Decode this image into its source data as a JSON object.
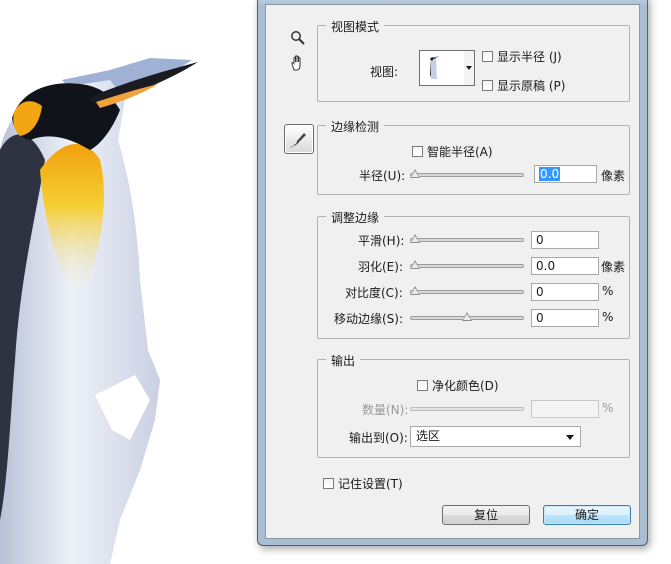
{
  "view_mode": {
    "title": "视图模式",
    "view_label": "视图:",
    "show_radius": "显示半径 (J)",
    "show_original": "显示原稿 (P)"
  },
  "edge_detection": {
    "title": "边缘检测",
    "smart_radius": "智能半径(A)",
    "radius_label": "半径(U):",
    "radius_value": "0.0",
    "radius_unit": "像素"
  },
  "adjust_edge": {
    "title": "调整边缘",
    "smooth_label": "平滑(H):",
    "smooth_value": "0",
    "feather_label": "羽化(E):",
    "feather_value": "0.0",
    "feather_unit": "像素",
    "contrast_label": "对比度(C):",
    "contrast_value": "0",
    "contrast_unit": "%",
    "shift_label": "移动边缘(S):",
    "shift_value": "0",
    "shift_unit": "%"
  },
  "output": {
    "title": "输出",
    "decontaminate": "净化颜色(D)",
    "amount_label": "数量(N):",
    "amount_unit": "%",
    "output_to_label": "输出到(O):",
    "output_to_value": "选区"
  },
  "remember_settings": "记住设置(T)",
  "buttons": {
    "reset": "复位",
    "ok": "确定"
  },
  "icons": {
    "zoom": "zoom-tool-icon",
    "hand": "hand-tool-icon",
    "refine": "refine-radius-brush-icon"
  },
  "colors": {
    "dialog_frame": "#a9bdd3",
    "client_bg": "#f0f0f0",
    "selection": "#3399ff",
    "ok_button": "#bee6fd"
  }
}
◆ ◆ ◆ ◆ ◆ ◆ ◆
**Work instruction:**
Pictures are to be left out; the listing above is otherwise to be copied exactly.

**Answer below:**
Decode this image into its source data as a JSON object.
{
  "view_mode": {
    "title": "视图模式",
    "view_label": "视图:",
    "show_radius": "显示半径 (J)",
    "show_original": "显示原稿 (P)"
  },
  "edge_detection": {
    "title": "边缘检测",
    "smart_radius": "智能半径(A)",
    "radius_label": "半径(U):",
    "radius_value": "0.0",
    "radius_unit": "像素"
  },
  "adjust_edge": {
    "title": "调整边缘",
    "smooth_label": "平滑(H):",
    "smooth_value": "0",
    "feather_label": "羽化(E):",
    "feather_value": "0.0",
    "feather_unit": "像素",
    "contrast_label": "对比度(C):",
    "contrast_value": "0",
    "contrast_unit": "%",
    "shift_label": "移动边缘(S):",
    "shift_value": "0",
    "shift_unit": "%"
  },
  "output": {
    "title": "输出",
    "decontaminate": "净化颜色(D)",
    "amount_label": "数量(N):",
    "amount_unit": "%",
    "output_to_label": "输出到(O):",
    "output_to_value": "选区"
  },
  "remember_settings": "记住设置(T)",
  "buttons": {
    "reset": "复位",
    "ok": "确定"
  },
  "icons": {
    "zoom": "zoom-tool-icon",
    "hand": "hand-tool-icon",
    "refine": "refine-radius-brush-icon"
  },
  "colors": {
    "dialog_frame": "#a9bdd3",
    "client_bg": "#f0f0f0",
    "selection": "#3399ff",
    "ok_button": "#bee6fd"
  }
}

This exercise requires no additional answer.